(Source data)
Segment Open

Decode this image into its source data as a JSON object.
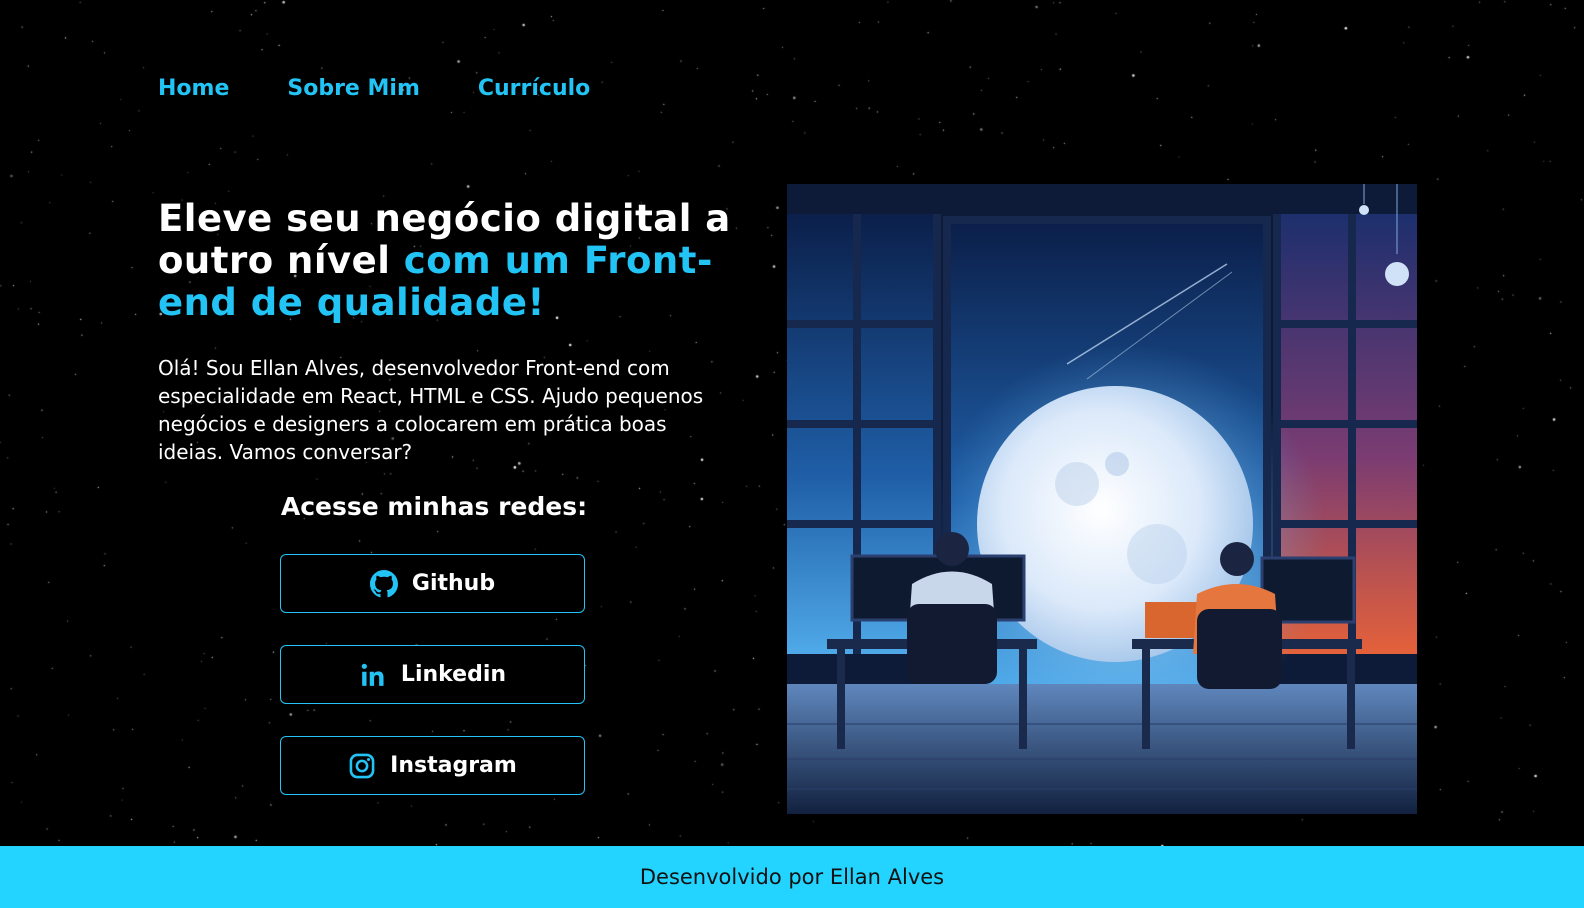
{
  "nav": {
    "items": [
      {
        "label": "Home"
      },
      {
        "label": "Sobre Mim"
      },
      {
        "label": "Currículo"
      }
    ]
  },
  "hero": {
    "headline_white": "Eleve seu negócio digital a outro nível ",
    "headline_accent": "com um Front-end de qualidade!",
    "intro": "Olá! Sou Ellan Alves, desenvolvedor Front-end com especialidade em React, HTML e CSS. Ajudo pequenos negócios e designers a colocarem em prática boas ideias. Vamos conversar?",
    "networks_title": "Acesse minhas redes:",
    "social": [
      {
        "label": "Github",
        "icon": "github-icon"
      },
      {
        "label": "Linkedin",
        "icon": "linkedin-icon"
      },
      {
        "label": "Instagram",
        "icon": "instagram-icon"
      }
    ]
  },
  "footer": {
    "text": "Desenvolvido por Ellan Alves"
  },
  "colors": {
    "accent": "#22c4f5",
    "footer_bg": "#22d4ff",
    "background": "#000000"
  }
}
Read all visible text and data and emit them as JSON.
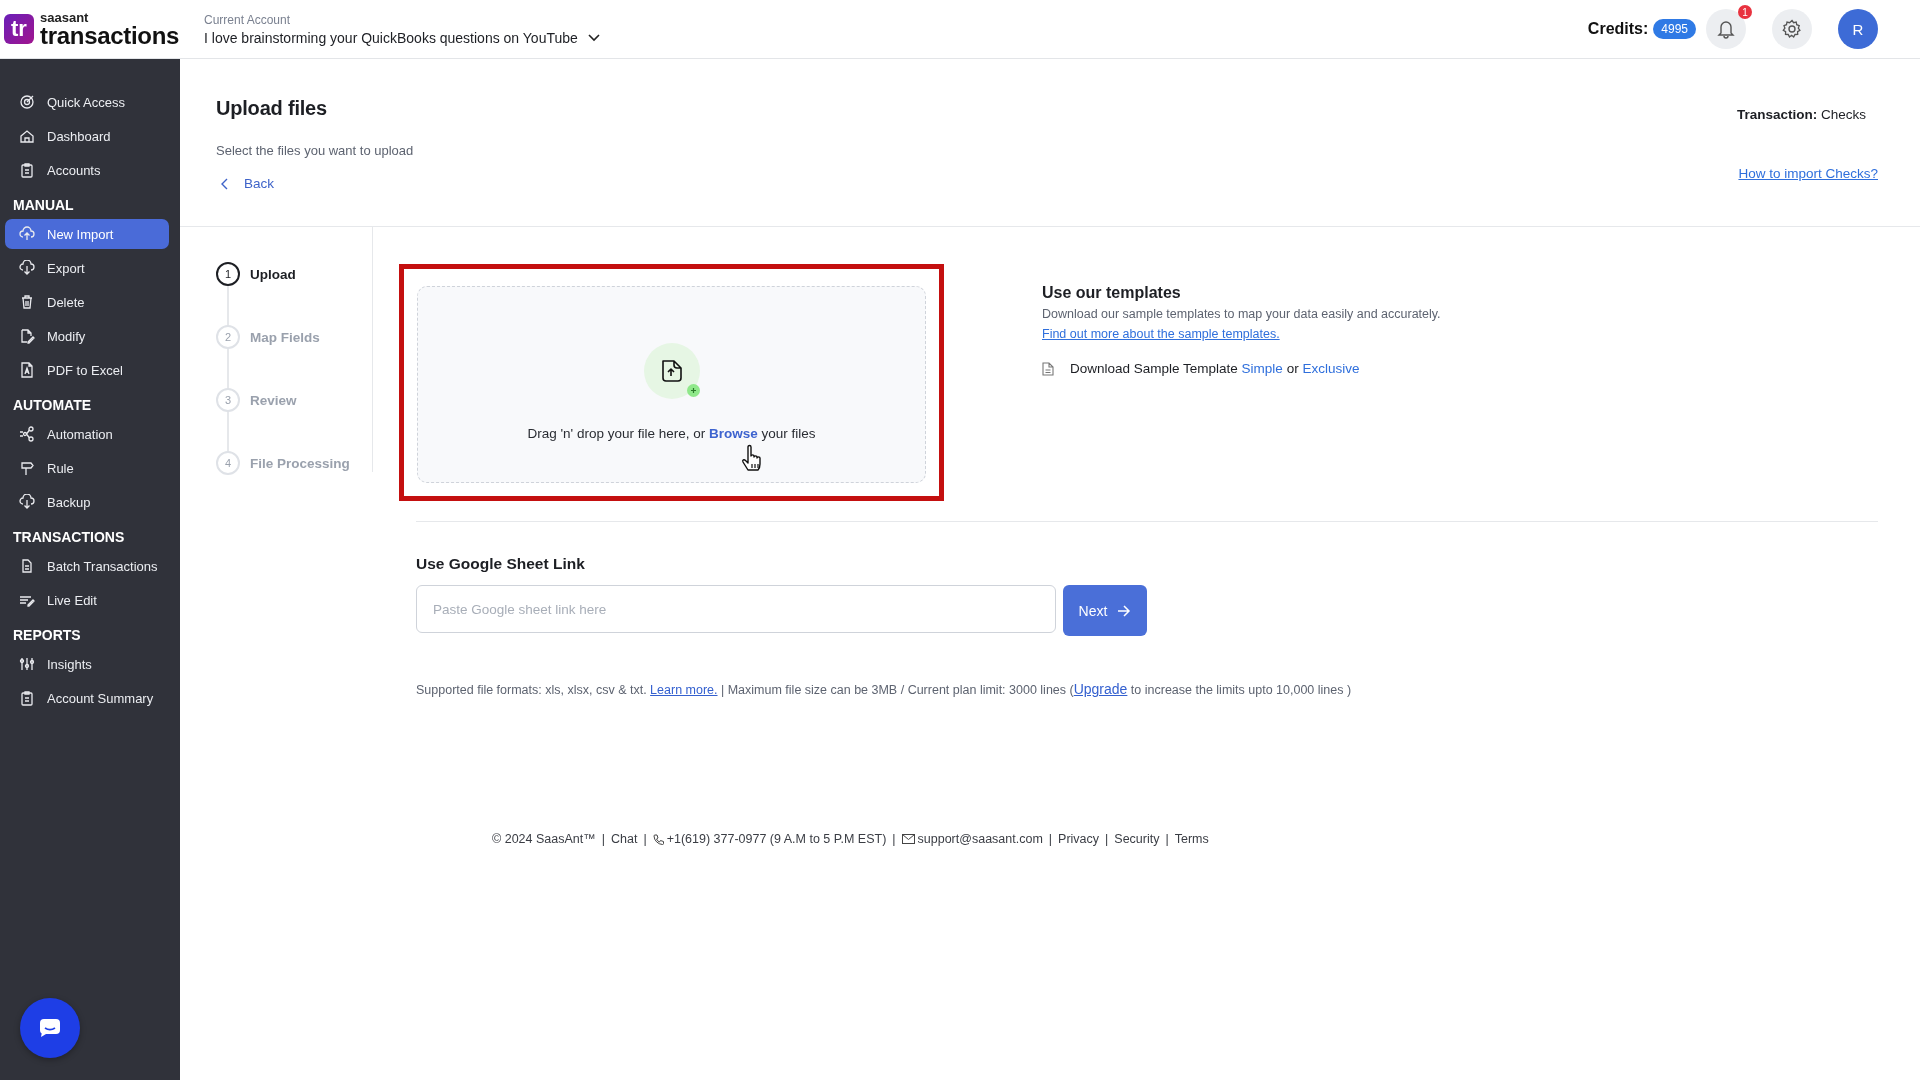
{
  "header": {
    "logo_mark": "tr",
    "logo_small": "saasant",
    "logo_text": "transactions",
    "account_label": "Current Account",
    "account_name": "I love brainstorming your QuickBooks questions on YouTube",
    "credits_label": "Credits:",
    "credits": "4995",
    "notification_count": "1",
    "avatar": "R"
  },
  "sidebar": {
    "sections": [
      {
        "items": [
          {
            "label": "Quick Access",
            "selected": false
          },
          {
            "label": "Dashboard",
            "selected": false
          },
          {
            "label": "Accounts",
            "selected": false
          }
        ]
      },
      {
        "title": "MANUAL",
        "items": [
          {
            "label": "New Import",
            "selected": true
          },
          {
            "label": "Export",
            "selected": false
          },
          {
            "label": "Delete",
            "selected": false
          },
          {
            "label": "Modify",
            "selected": false
          },
          {
            "label": "PDF to Excel",
            "selected": false
          }
        ]
      },
      {
        "title": "AUTOMATE",
        "items": [
          {
            "label": "Automation",
            "selected": false
          },
          {
            "label": "Rule",
            "selected": false
          },
          {
            "label": "Backup",
            "selected": false
          }
        ]
      },
      {
        "title": "TRANSACTIONS",
        "items": [
          {
            "label": "Batch Transactions",
            "selected": false
          },
          {
            "label": "Live Edit",
            "selected": false
          }
        ]
      },
      {
        "title": "REPORTS",
        "items": [
          {
            "label": "Insights",
            "selected": false
          },
          {
            "label": "Account Summary",
            "selected": false
          }
        ]
      }
    ]
  },
  "page": {
    "title": "Upload files",
    "subtitle": "Select the files you want to upload",
    "back": "Back",
    "transaction_label": "Transaction:",
    "transaction_value": "Checks",
    "help_link": "How to import Checks?"
  },
  "steps": [
    {
      "number": "1",
      "label": "Upload",
      "selected": true
    },
    {
      "number": "2",
      "label": "Map Fields",
      "selected": false
    },
    {
      "number": "3",
      "label": "Review",
      "selected": false
    },
    {
      "number": "4",
      "label": "File Processing",
      "selected": false
    }
  ],
  "dropzone": {
    "text_before": "Drag 'n' drop your file here, or",
    "link": "Browse",
    "text_after": "your files"
  },
  "templates": {
    "title": "Use our templates",
    "description": "Download our sample templates to map your data easily and accurately.",
    "link": "Find out more about the sample templates.",
    "download_label": "Download Sample Template",
    "simple": "Simple",
    "or": "or",
    "exclusive": "Exclusive"
  },
  "google_sheet": {
    "title": "Use Google Sheet Link",
    "placeholder": "Paste Google sheet link here",
    "button": "Next"
  },
  "info": {
    "formats": "Supported file formats: xls, xlsx, csv & txt.",
    "learn_more": "Learn more.",
    "separator": "|",
    "limit": "Maximum file size can be 3MB / Current plan limit: 3000 lines (",
    "upgrade": "Upgrade",
    "tail": "to increase the limits upto 10,000 lines )"
  },
  "footer": {
    "separator": "|",
    "items": [
      {
        "kind": "text",
        "text": "© 2024 SaasAnt™"
      },
      {
        "kind": "link",
        "text": "Chat"
      },
      {
        "kind": "phone",
        "text": "+1(619) 377-0977 (9 A.M to 5 P.M EST)"
      },
      {
        "kind": "email",
        "text": "support@saasant.com"
      },
      {
        "kind": "link",
        "text": "Privacy"
      },
      {
        "kind": "link",
        "text": "Security"
      },
      {
        "kind": "link",
        "text": "Terms"
      }
    ]
  }
}
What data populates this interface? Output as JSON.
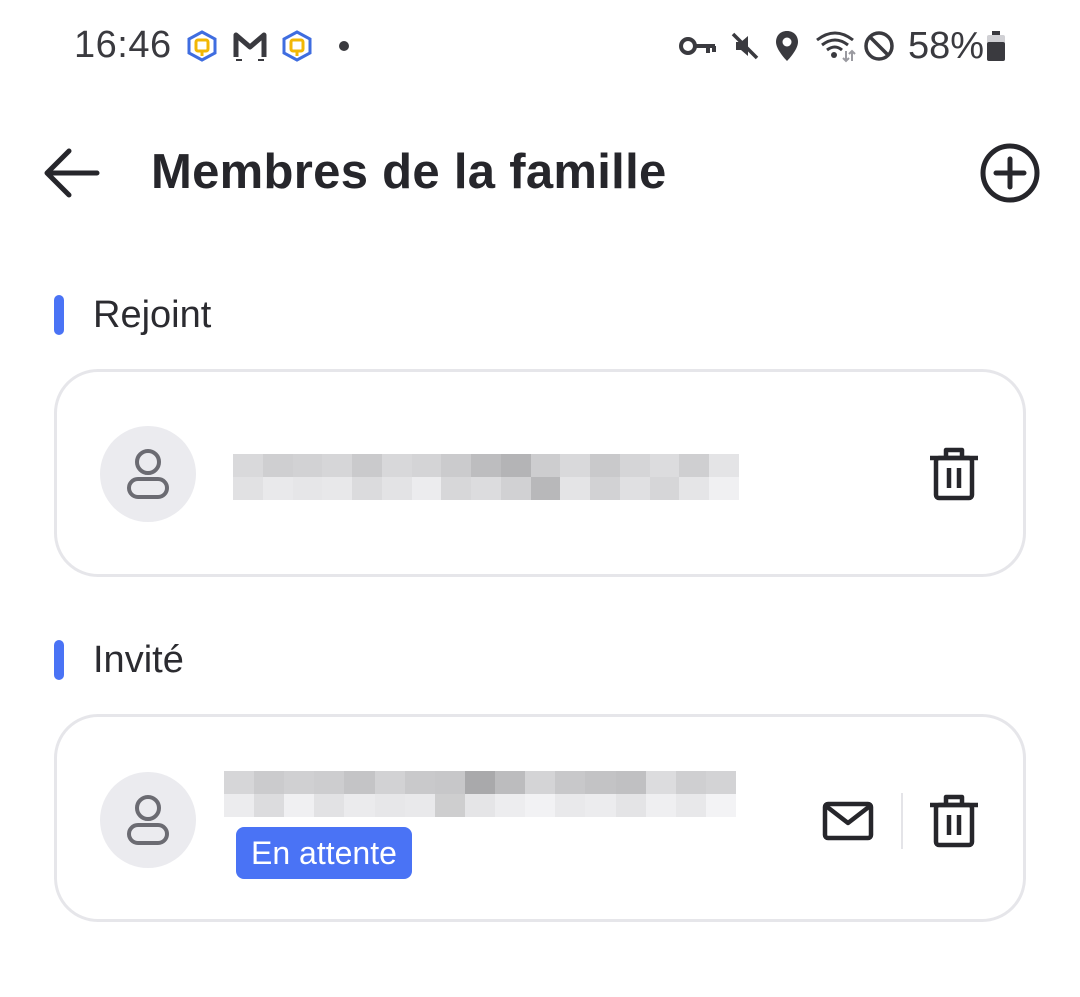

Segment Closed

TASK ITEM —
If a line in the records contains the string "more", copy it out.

RESPONSE BOX —
    "link": "Find out more about the sample templates.",
    "learn_more": "Learn more.",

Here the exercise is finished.